I was a young girl who loved taking pictures. At first they were of friends and family but once I reached my teen years I expanded my horizons. I'd hop on the #107 bus from Newark to Manhattan and focus on people who were unlike any I’d ever known. I'd walk from Port Authority, south to Greenwich Village and then onto the Bowery.
I certainly didn’t think of myself as a photographer. In fact, I didn’t think of my ‘self’ at all. I was invisible; or so it seemed. Those closest to me never really saw me and those who thought they did, saw a person with whom I never identified.
One day I came across The Family of Man, a collection of images of a show curated by Edward Steichen, the director of MoMA’s Department of Photography at the time.
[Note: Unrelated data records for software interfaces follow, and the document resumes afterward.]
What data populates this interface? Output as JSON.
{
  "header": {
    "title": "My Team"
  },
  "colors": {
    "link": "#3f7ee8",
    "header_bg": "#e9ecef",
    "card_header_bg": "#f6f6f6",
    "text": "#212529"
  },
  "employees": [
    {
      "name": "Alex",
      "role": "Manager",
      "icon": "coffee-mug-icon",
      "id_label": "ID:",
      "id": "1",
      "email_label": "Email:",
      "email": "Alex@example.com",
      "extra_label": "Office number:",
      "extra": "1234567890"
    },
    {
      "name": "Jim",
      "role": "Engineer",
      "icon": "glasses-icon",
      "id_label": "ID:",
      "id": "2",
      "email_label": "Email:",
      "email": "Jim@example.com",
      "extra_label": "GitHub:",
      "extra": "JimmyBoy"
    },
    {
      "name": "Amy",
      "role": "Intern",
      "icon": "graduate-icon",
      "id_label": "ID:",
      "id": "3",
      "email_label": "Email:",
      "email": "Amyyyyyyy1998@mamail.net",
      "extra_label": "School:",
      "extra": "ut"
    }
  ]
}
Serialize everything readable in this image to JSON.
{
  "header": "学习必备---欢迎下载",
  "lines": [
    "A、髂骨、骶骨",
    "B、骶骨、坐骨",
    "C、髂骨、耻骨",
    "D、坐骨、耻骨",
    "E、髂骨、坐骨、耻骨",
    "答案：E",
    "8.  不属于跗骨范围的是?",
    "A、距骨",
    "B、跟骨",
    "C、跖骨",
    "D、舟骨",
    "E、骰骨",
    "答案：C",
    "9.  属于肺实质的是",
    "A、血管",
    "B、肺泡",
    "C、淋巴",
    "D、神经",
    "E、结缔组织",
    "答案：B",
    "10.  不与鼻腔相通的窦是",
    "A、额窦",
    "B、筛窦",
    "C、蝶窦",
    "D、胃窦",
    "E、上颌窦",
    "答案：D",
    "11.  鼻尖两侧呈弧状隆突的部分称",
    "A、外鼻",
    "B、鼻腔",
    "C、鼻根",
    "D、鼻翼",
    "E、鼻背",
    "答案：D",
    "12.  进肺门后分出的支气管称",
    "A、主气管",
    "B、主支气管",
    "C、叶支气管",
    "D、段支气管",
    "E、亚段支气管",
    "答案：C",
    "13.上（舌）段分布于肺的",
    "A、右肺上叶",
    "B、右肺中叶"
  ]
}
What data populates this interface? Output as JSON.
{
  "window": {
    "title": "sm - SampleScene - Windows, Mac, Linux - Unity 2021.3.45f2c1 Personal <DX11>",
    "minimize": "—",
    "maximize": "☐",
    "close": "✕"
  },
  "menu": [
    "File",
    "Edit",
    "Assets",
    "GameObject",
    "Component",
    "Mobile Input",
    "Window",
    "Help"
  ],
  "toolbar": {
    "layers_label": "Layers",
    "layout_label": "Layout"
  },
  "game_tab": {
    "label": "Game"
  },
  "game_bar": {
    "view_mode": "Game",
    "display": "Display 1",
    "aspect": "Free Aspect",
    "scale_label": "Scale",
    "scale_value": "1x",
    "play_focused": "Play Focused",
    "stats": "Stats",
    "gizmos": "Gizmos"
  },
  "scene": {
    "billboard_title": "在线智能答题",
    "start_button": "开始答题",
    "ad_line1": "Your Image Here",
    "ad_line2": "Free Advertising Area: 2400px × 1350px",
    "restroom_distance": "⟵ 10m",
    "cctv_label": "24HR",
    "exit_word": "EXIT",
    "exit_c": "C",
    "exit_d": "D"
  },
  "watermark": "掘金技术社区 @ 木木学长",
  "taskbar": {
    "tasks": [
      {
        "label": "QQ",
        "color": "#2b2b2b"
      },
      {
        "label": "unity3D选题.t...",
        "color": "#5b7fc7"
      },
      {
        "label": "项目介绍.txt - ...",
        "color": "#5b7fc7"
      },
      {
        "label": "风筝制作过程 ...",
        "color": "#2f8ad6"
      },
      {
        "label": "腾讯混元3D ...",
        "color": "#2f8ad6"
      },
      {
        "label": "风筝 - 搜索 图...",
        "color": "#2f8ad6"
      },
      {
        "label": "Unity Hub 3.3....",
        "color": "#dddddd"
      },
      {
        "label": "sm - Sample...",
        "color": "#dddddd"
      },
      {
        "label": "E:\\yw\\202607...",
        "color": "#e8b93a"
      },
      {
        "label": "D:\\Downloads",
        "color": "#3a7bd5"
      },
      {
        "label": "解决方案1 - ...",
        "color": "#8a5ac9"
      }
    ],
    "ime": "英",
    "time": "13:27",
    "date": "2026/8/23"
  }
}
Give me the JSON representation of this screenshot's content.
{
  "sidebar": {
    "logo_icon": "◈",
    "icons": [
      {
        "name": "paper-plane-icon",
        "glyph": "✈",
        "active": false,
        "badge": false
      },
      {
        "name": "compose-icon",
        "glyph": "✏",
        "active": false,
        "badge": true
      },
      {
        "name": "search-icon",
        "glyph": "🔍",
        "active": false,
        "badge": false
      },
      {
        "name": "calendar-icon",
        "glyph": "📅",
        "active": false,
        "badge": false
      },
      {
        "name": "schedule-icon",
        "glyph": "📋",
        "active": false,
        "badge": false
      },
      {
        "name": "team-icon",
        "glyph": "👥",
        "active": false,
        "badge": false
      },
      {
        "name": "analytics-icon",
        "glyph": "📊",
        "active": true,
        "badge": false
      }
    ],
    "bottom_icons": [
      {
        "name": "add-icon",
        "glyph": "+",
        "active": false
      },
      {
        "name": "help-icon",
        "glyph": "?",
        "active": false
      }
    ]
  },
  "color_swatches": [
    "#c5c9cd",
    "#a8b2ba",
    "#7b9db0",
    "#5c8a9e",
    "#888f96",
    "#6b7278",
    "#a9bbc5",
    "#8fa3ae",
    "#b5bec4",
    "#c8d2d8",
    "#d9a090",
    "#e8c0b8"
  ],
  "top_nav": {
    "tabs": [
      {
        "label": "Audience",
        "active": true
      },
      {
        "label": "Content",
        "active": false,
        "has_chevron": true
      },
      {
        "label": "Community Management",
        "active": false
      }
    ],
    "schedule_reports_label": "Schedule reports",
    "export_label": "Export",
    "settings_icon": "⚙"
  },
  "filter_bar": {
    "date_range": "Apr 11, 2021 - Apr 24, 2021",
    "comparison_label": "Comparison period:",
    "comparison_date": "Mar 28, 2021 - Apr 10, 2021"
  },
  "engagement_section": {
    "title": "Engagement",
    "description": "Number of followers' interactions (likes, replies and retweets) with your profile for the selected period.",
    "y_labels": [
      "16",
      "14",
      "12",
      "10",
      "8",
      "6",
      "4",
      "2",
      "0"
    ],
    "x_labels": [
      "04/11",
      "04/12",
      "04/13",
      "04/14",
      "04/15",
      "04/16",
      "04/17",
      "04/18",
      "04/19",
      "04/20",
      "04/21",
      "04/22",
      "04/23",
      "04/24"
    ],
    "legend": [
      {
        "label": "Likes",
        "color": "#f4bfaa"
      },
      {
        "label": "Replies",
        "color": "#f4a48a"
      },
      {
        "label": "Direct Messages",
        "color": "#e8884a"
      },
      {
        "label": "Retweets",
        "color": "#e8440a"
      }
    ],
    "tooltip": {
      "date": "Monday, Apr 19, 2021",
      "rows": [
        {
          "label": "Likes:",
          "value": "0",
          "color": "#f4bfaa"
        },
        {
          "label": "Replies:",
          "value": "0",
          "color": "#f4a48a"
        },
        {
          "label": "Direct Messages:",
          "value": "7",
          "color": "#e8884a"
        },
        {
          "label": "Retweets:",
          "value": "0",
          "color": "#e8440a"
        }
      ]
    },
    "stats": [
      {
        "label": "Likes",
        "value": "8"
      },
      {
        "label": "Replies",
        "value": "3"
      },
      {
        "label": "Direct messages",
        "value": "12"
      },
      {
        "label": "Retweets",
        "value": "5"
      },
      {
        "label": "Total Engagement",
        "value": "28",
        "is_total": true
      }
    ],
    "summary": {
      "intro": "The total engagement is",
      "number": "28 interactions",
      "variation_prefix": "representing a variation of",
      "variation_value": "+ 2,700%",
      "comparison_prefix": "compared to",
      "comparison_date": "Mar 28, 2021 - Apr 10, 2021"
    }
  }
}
Steichen’s compilation stunned me. I had never realized that uncelebrated people, whose only achievement was their humanity, could actually be celebrated.
Photography is a form of alchemy and the gold is the image. A photographer sees an image, sometimes it’s only in her mind, but she takes the picture and the magic begins. Sometimes in the camera; other times in the darkroom.
As was the case with many photographers at the time, I began with black and white. But I didn’t see the world in black and white. I saw color all around me so I switched to Kodachrome 25 which, in my opinion, was the best film ever created. The only problem with slide film is that it doesn’t allow for working in the darkroom. One can’t make an image outside of the camera. What Kodachrome has allowed me to do, however, is to take a 30 or 40 year old image and “re-present” it, as Ansel Adams would say, in my digital darkroom.
I see photography as a form of alchemy; the gold is the image. First there is the picture. Then the magic begins. Sometimes in the camera, at other times in the darkroom. It’s what Ansel Adams talked about when he says the photographer ‘makes’ or ‘re-presents’ the picture.
I took this picture in a small village in India in 1979 with Kodachrome 25 slide film. Note how well the film has held up.
It was the man who captured my attention, not only because of how time had written itself across his face and the painted turquoise wall behind him, but because of the heavy burlap bag filled with goods he had just purchased from that small village store. It was a very hot day, but that hadn’t deterred him from making the journey on his bicycle over unpaved dusty village roads that are covered with rocks often dislodged by vehicles and farmers herding their cattle. Snakes are always out and about sunning themselves. The distance he had to cover to get here is unknown.
Forty years later, with the help of my digital darkroom, I have re-presented the image. By removing the glare from the wall and the man’s kurta and then by adding scratches, the image takes on a painterly quality.
My intention is not to create a signature, recognizable style. Within each image I sense a tone or feeling or color that needs to be extracted and made more subtle or exaggerated, and that is how I work. The changes are intuitive and personal, as are the subjects I select. I like to follow Walt Whitman’s way of thinking:
“Do I contradict myself? Very well, then I contradict myself. I am large, I contain multitudes.”
Leaves of Grass